* [Task details]: Say how many lines in the following data hold the word "theme". Write nothing but that number.

Supplied material: Begin

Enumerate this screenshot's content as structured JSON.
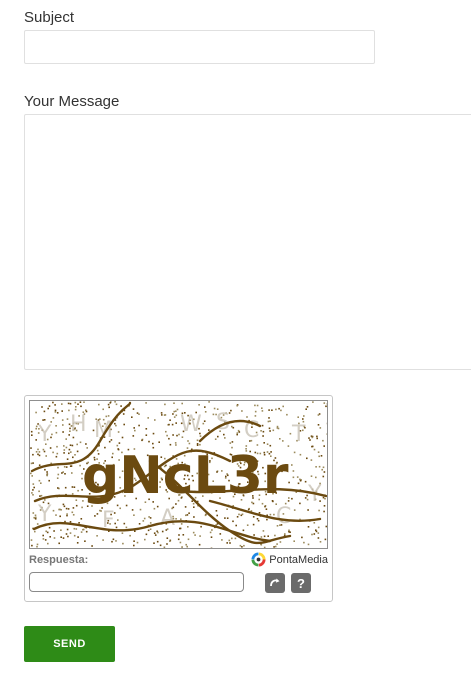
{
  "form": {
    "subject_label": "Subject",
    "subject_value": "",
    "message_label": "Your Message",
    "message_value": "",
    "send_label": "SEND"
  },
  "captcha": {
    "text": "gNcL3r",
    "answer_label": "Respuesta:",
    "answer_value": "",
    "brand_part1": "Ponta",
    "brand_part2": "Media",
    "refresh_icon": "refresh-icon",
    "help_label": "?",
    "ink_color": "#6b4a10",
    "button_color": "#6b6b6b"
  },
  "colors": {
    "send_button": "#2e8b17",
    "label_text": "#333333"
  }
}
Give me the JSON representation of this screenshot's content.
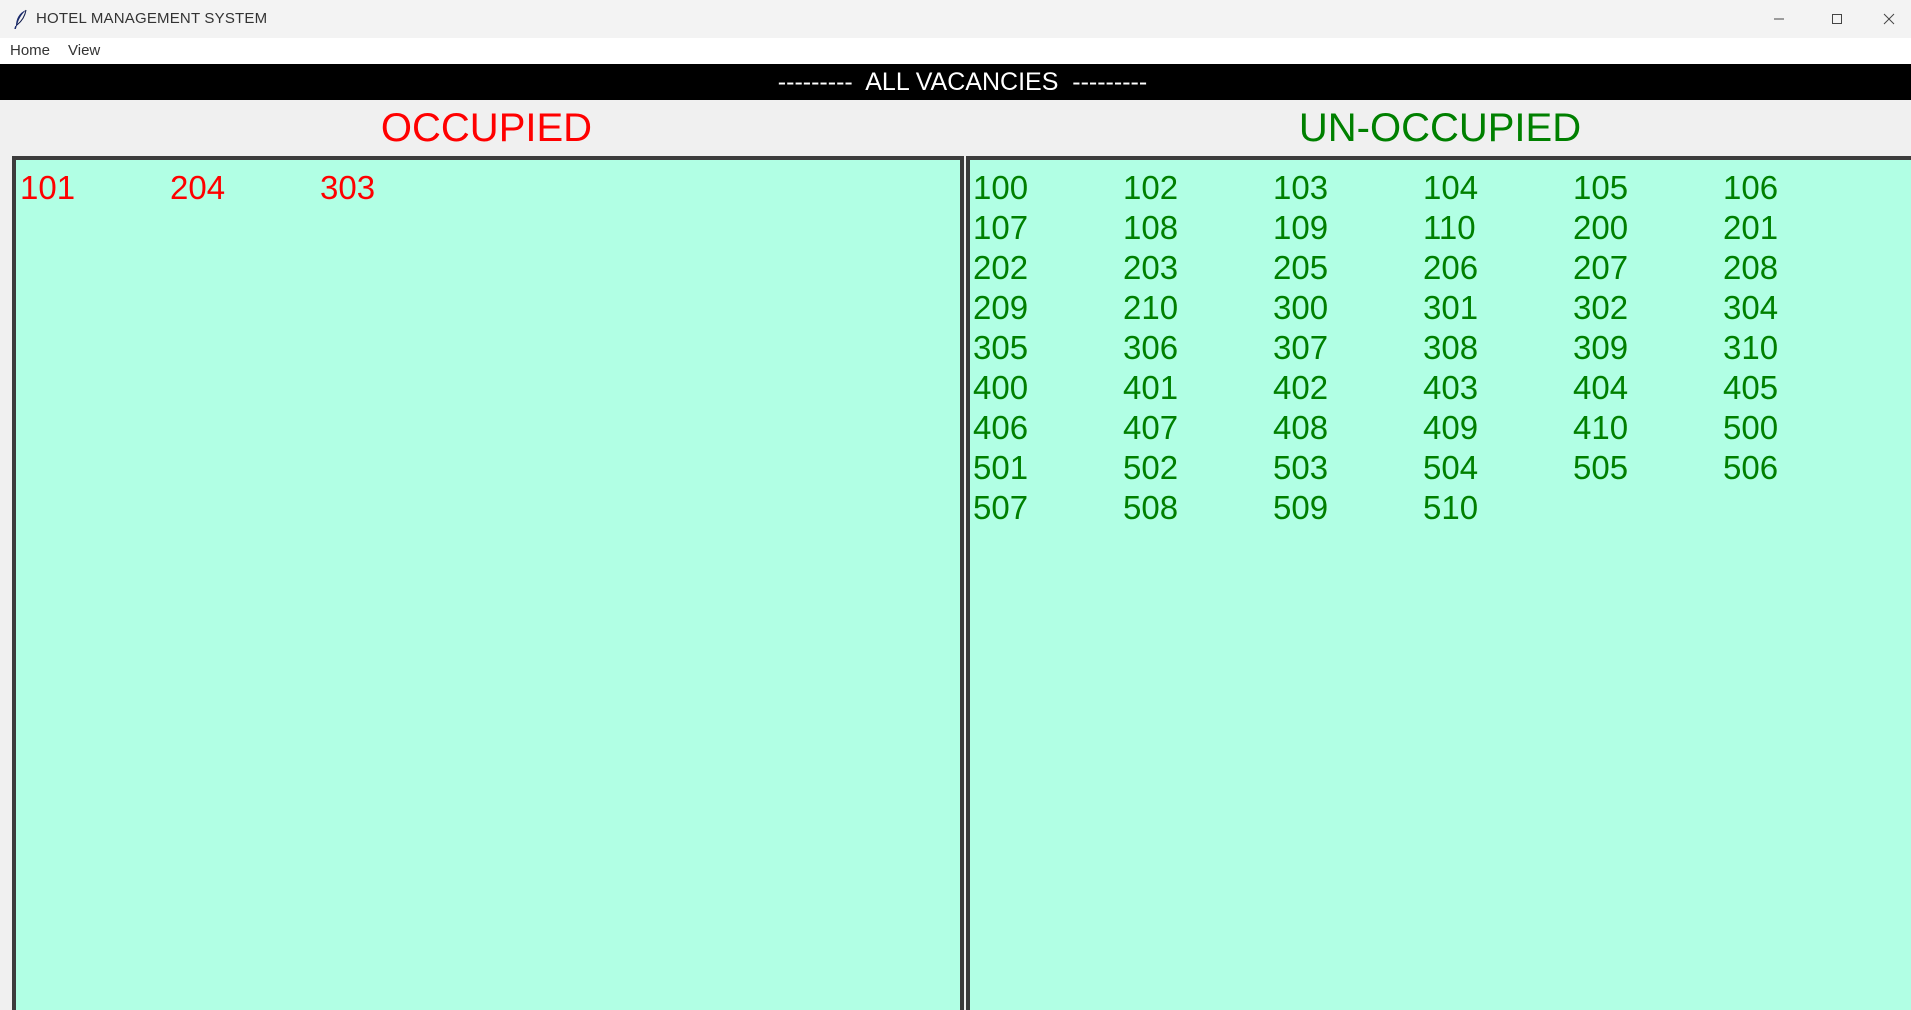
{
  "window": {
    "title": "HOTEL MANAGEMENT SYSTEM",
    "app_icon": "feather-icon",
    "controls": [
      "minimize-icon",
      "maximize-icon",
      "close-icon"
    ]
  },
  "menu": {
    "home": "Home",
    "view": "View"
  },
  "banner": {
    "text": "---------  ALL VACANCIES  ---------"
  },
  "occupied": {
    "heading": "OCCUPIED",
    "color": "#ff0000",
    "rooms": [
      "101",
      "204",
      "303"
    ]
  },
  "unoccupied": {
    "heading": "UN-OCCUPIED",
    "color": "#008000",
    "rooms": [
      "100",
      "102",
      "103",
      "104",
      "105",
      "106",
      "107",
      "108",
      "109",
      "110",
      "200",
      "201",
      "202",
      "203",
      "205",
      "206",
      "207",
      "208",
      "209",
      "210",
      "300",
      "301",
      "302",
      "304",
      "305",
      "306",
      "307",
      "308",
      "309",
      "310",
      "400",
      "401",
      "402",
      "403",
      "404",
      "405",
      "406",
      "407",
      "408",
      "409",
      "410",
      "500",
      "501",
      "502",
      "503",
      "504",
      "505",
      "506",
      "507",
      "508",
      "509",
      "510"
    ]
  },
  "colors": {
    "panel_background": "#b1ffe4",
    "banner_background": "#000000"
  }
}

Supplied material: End
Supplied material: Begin

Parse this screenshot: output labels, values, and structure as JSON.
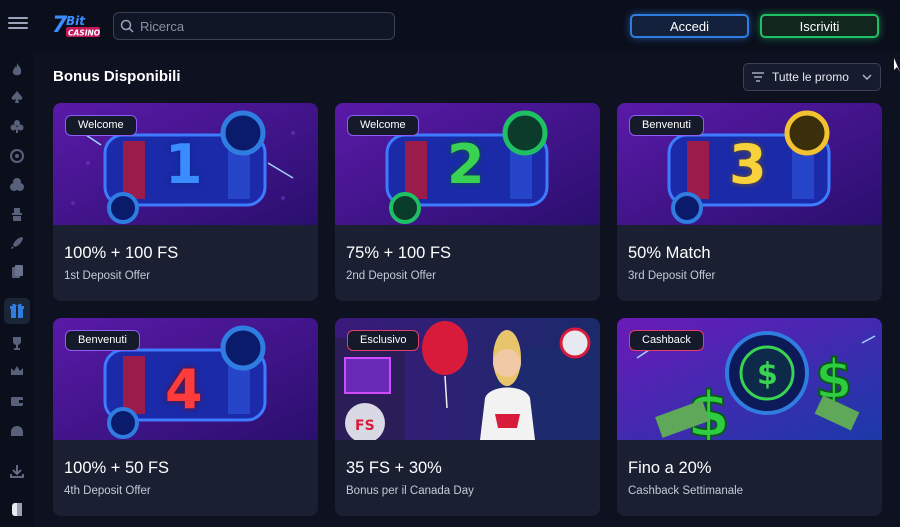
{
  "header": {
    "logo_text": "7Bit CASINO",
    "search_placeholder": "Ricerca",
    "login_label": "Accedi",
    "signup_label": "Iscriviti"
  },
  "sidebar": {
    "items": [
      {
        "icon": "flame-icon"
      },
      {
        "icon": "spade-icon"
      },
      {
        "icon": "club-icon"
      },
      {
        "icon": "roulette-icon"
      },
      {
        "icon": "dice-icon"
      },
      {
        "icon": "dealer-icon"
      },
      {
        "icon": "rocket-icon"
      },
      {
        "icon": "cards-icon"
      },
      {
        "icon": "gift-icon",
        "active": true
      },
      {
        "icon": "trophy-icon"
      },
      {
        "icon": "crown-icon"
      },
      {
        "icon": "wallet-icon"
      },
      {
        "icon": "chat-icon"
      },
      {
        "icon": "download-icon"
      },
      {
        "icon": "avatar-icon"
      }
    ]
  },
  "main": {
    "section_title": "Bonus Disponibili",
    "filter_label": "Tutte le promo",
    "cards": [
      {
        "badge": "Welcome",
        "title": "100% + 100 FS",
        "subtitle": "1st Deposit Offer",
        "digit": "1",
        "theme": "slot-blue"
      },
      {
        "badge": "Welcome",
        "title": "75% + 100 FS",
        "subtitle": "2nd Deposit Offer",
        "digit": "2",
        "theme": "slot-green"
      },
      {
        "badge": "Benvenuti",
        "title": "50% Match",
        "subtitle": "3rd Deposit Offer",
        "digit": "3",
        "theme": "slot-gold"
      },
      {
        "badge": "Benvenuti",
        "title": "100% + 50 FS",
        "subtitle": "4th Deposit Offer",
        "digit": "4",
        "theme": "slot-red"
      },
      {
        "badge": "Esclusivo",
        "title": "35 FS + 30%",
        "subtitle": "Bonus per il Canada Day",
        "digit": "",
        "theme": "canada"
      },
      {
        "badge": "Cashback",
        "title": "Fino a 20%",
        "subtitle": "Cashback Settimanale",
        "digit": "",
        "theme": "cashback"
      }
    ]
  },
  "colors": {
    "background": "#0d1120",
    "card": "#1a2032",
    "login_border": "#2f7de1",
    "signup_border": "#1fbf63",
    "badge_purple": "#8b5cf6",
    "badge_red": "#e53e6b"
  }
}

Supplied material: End
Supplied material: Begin

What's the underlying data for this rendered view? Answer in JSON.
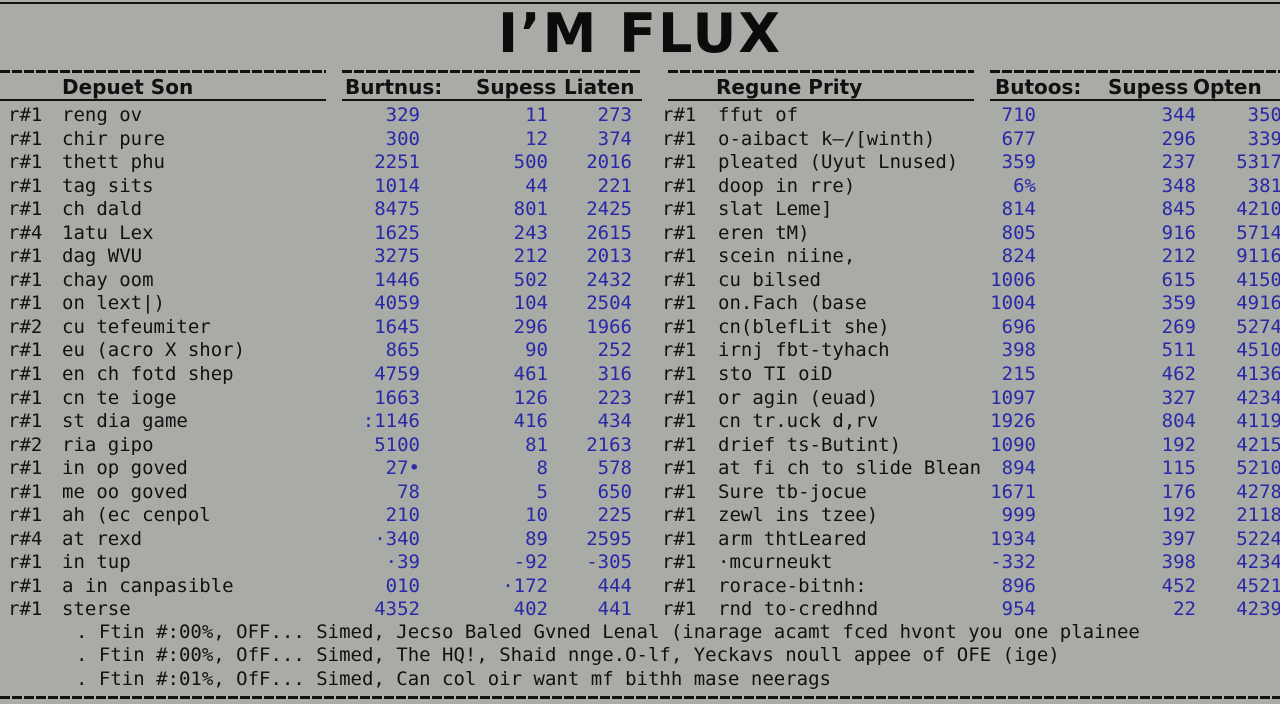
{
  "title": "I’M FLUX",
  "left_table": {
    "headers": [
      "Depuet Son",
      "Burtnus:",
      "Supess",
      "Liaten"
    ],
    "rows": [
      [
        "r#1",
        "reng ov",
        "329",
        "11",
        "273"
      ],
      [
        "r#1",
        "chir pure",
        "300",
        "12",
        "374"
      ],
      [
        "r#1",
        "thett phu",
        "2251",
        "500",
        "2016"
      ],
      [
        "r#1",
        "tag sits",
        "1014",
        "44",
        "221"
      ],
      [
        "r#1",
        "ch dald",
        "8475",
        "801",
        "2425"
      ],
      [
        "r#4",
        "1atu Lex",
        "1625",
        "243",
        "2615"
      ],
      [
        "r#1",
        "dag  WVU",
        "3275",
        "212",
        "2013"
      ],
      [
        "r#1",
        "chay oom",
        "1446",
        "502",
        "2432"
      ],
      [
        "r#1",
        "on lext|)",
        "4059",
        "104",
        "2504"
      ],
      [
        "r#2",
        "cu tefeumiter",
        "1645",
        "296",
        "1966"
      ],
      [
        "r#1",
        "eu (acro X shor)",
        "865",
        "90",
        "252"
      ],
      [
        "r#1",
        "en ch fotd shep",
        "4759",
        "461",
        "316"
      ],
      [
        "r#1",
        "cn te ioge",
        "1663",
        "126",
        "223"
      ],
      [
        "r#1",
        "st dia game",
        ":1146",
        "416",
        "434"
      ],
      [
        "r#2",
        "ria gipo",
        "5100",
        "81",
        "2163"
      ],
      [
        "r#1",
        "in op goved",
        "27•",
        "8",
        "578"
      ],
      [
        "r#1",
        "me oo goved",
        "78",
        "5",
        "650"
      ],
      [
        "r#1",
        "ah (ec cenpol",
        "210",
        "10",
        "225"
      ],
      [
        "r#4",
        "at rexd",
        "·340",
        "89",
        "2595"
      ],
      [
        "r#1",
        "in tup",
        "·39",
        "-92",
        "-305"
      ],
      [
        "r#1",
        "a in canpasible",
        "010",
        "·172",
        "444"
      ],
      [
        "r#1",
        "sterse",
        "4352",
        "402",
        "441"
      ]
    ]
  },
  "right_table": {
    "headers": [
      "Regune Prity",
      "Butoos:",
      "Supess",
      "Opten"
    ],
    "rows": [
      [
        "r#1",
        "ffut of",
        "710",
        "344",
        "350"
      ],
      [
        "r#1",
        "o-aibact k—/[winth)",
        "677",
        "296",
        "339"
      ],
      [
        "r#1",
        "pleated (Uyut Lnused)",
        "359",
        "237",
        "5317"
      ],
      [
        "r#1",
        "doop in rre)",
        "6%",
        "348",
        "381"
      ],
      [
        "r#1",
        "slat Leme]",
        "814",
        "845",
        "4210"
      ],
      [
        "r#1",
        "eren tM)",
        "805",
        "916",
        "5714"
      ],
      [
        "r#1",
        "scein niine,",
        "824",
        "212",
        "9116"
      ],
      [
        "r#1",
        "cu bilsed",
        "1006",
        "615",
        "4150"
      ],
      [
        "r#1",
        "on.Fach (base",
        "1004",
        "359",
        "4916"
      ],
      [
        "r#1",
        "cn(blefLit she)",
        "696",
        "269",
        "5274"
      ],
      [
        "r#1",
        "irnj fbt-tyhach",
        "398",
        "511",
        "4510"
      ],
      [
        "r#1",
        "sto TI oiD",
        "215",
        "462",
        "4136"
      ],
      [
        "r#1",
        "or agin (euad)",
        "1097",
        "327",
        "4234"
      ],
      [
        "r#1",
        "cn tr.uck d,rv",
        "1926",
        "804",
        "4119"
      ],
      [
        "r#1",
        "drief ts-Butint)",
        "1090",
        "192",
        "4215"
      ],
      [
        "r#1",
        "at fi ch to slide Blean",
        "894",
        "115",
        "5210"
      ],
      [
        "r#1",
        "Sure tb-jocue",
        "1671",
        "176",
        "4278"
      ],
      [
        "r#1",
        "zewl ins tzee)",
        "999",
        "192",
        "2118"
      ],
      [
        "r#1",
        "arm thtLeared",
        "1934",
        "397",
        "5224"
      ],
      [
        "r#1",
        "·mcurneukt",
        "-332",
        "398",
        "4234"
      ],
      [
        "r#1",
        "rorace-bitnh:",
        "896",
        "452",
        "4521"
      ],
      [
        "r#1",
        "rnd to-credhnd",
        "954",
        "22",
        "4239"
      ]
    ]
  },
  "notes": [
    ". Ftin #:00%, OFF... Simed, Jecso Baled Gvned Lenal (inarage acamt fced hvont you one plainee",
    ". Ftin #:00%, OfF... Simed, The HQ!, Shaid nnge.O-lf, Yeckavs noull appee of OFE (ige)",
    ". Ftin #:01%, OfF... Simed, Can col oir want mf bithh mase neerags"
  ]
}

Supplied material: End

* [Response area]: 6